The Positive and Negative Impacts of Gambling
Gambling is a popular pastime that involves placing bets on events with an uncertain outcome. This can be anything from a football match to scratchcards. Whether you win or lose depends on chance, but the odds of winning are higher if you have better strategy and tactics. It is also a good way to develop math skills, as you can use probability and statistics to help you make more informed decisions. In addition, gambling can be a great social activity, as it brings people together and allows them to relax. This is particularly beneficial for those who are struggling with mental health issues.
Although gambling has many benefits, it can also have negative impacts on individuals and society. These impacts are generally classified into positive and negative classes, and can be analyzed at the individual, interpersonal, and community/societal levels. Negative impacts can include financial and labor and health losses and include the risk of gambling addiction. Positive impacts can include socialization and the development of gambling skills, but this is dependent on moderation.
A major benefit of gambling is that it creates jobs and generates revenue for local economies. It is also a popular recreational activity that attracts visitors from around the world. In addition, it provides an avenue for entertainment and can be used to raise funds for charity.
It is important to understand the risks of gambling and how to avoid them. It is best to gamble with money that you can afford to lose, and to set limits on the amount of time and money spent gambling. If you have a gambling problem, it is important to seek help from a professional. There are several ways to treat gambling addiction, including therapy, peer support groups, and medication. It is also helpful to avoid places that promote gambling, and to seek support from family and friends who do not gamble.
The negative effects of gambling are usually attributed to its addictive nature, but it can also have a number of other side effects. These can be as minor as feelings of anxiety and depression, or as serious as stealing to fund gambling activities. It is also common for gamblers to lie to others about the extent of their gambling habits, or even to commit criminal acts, such as forgery and fraud.

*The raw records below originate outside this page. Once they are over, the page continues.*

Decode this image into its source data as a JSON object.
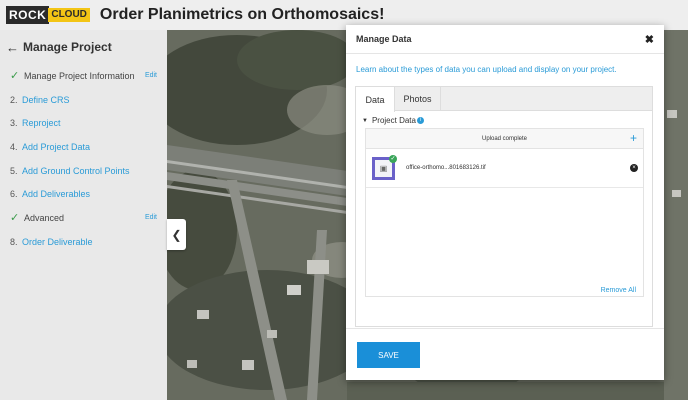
{
  "header": {
    "logo_rock": "ROCK",
    "logo_cloud": "CLOUD",
    "title": "Order Planimetrics on Orthomosaics!"
  },
  "sidebar": {
    "back_icon": "arrow-left-icon",
    "title": "Manage Project",
    "items": [
      {
        "marker": "✓",
        "label": "Manage Project Information",
        "done": true,
        "edit": "Edit"
      },
      {
        "marker": "2.",
        "label": "Define CRS",
        "done": false
      },
      {
        "marker": "3.",
        "label": "Reproject",
        "done": false
      },
      {
        "marker": "4.",
        "label": "Add Project Data",
        "done": false
      },
      {
        "marker": "5.",
        "label": "Add Ground Control Points",
        "done": false
      },
      {
        "marker": "6.",
        "label": "Add Deliverables",
        "done": false
      },
      {
        "marker": "✓",
        "label": "Advanced",
        "done": true,
        "edit": "Edit"
      },
      {
        "marker": "8.",
        "label": "Order Deliverable",
        "done": false
      }
    ]
  },
  "map": {
    "collapse_icon": "chevron-left-icon"
  },
  "modal": {
    "title": "Manage Data",
    "close_icon": "close-icon",
    "info": "Learn about the types of data you can upload and display on your project.",
    "tabs": [
      {
        "label": "Data",
        "active": true
      },
      {
        "label": "Photos",
        "active": false
      }
    ],
    "project_data_label": "Project Data",
    "upload_status": "Upload complete",
    "add_icon": "plus-icon",
    "files": [
      {
        "name": "office-orthomo...801683126.tif",
        "icon": "image-icon",
        "status_icon": "check-circle-icon",
        "remove_icon": "remove-circle-icon"
      }
    ],
    "remove_all": "Remove All",
    "save_label": "SAVE"
  },
  "colors": {
    "accent": "#2a9bd7",
    "save_button": "#1a8fd8",
    "check_green": "#3a9b4a",
    "logo_yellow": "#f3c515",
    "thumb_border": "#6a61c9"
  }
}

While it is difficult to measure the social and economic costs of gambling, longitudinal studies are a useful tool for identifying factors that moderate and exacerbate an individual’s gambling participation. In addition, longitudinal data can help researchers to infer causality, which is a crucial step in understanding the effects of gambling. Furthermore, longitudinal studies are more cost-effective than ad hoc research. They also produce broad and deep datasets that can be used by researchers across disciplines. This makes them the most appropriate design for evaluating the impacts of gambling on communities and families.